We’ve often talked about the disconnect between perception of quality of care and measures of actual quality of care. The John A. Hartford Foundation recently released results of a poll of over 1000 adults aged 65 and older (John A. Hartford Foundation 2012). While 97% of respondents were satisfied with the care they got from their primary care physician, responses to specific questions identified serious gaps in care. Many of those gaps impact on health status, patient safety and quality of life.
The poll asked about items of care considered important in geriatric care. For example, at least an annual review of all medications taken is very important, yet 32% of seniors responding stated they had not had such a medciation review in the past 12 months. 60-70% did not recall being asked about falls or fear of falling, depression symptoms, or activities of daily living. Less than 20% were counseled on how to avoid falling.
Of seven geriatrician-recommended services, only 7% received all seven and 76% received fewer than half the services.

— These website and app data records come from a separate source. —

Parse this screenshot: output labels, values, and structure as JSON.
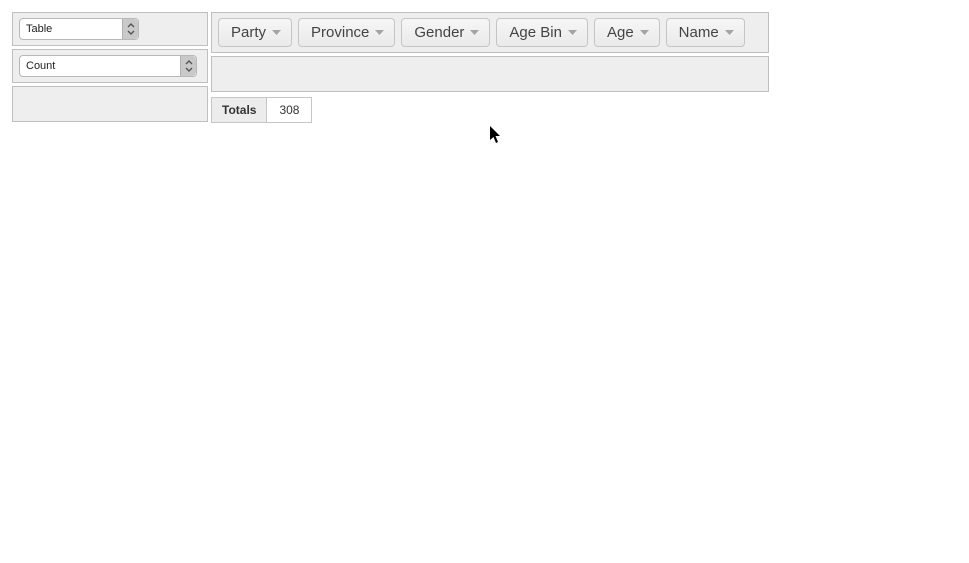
{
  "renderer": {
    "selected": "Table"
  },
  "aggregator": {
    "selected": "Count"
  },
  "unused_attrs": [
    {
      "label": "Party"
    },
    {
      "label": "Province"
    },
    {
      "label": "Gender"
    },
    {
      "label": "Age Bin"
    },
    {
      "label": "Age"
    },
    {
      "label": "Name"
    }
  ],
  "pivot": {
    "row_label": "Totals",
    "grand_total": "308"
  }
}
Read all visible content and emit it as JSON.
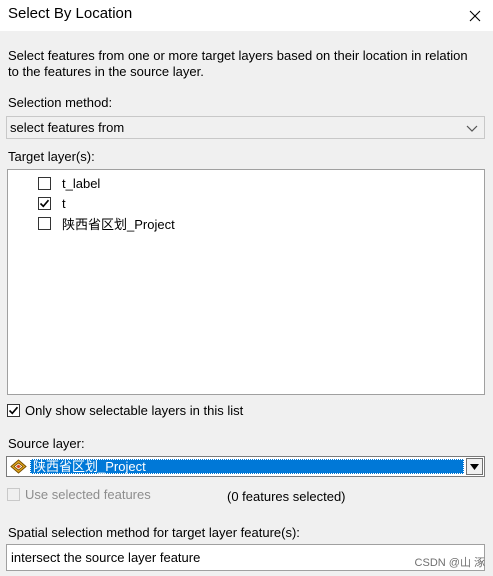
{
  "window": {
    "title": "Select By Location"
  },
  "description": "Select features from one or more target layers based on their location in relation to the features in the source layer.",
  "selection_method": {
    "label": "Selection method:",
    "value": "select features from"
  },
  "target_layers": {
    "label": "Target layer(s):",
    "items": [
      {
        "name": "t_label",
        "checked": false
      },
      {
        "name": "t",
        "checked": true
      },
      {
        "name": "陕西省区划_Project",
        "checked": false
      }
    ]
  },
  "only_selectable": {
    "label": "Only show selectable layers in this list",
    "checked": true
  },
  "source_layer": {
    "label": "Source layer:",
    "value": "陕西省区划_Project",
    "icon": "polygon-layer-icon"
  },
  "use_selected": {
    "label": "Use selected features",
    "checked": false,
    "enabled": false
  },
  "features_selected": "(0 features selected)",
  "spatial_method": {
    "label": "Spatial selection method for target layer feature(s):",
    "value": "intersect the source layer feature"
  },
  "watermark": "CSDN @山 涿",
  "colors": {
    "selection": "#0078d7",
    "dialog_bg": "#f0f0f0"
  }
}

Interstingly, over two-thirds of the seniors were unaware that Medicare covers an annual “wellness” visit that has no out-of-pocket expense to them.
Of course, some critics will note that the survey was based upon the patient’s recall and that perhaps some of the services were actually rendered. But you get the idea – we often fail to deliver services that are important in preventing harm to our patients (and could avoid substantial unnecessary costs to our healthcare system).
When we do the “brown bag” visit (where we have our patient bring in all the medicines he/she is taking at home) we cease to be amazed at how many medications we end up taking away. Similarly, while we see many physicians ordering DEXA scans to look for osteoporosis, only a minority of those same physicians actually perform a fall risk assessment on those same patients. Yet many physicians don’t schedule their Medicare patients for that annual wellness visit where such services should take place (and the Medicare reimbursement for such visits is better than for most office visits).
Now that electronic medical records are being adopted in the majority of medical practices, we need to make better use of alerts, reminders, and registries to identify such gaps in care and be proactive in providing these services.
We’re missing a big opportunity to improve health status, prevent untoward events, and save money at the same time. Hopefully, our move towards more accountable care will help close some of these gaps.
John A. Hartford Foundation. John A. Hartford Foundation Public Poll: “How Does It Feel? The Older Adult Health Care Experience” April 23, 2012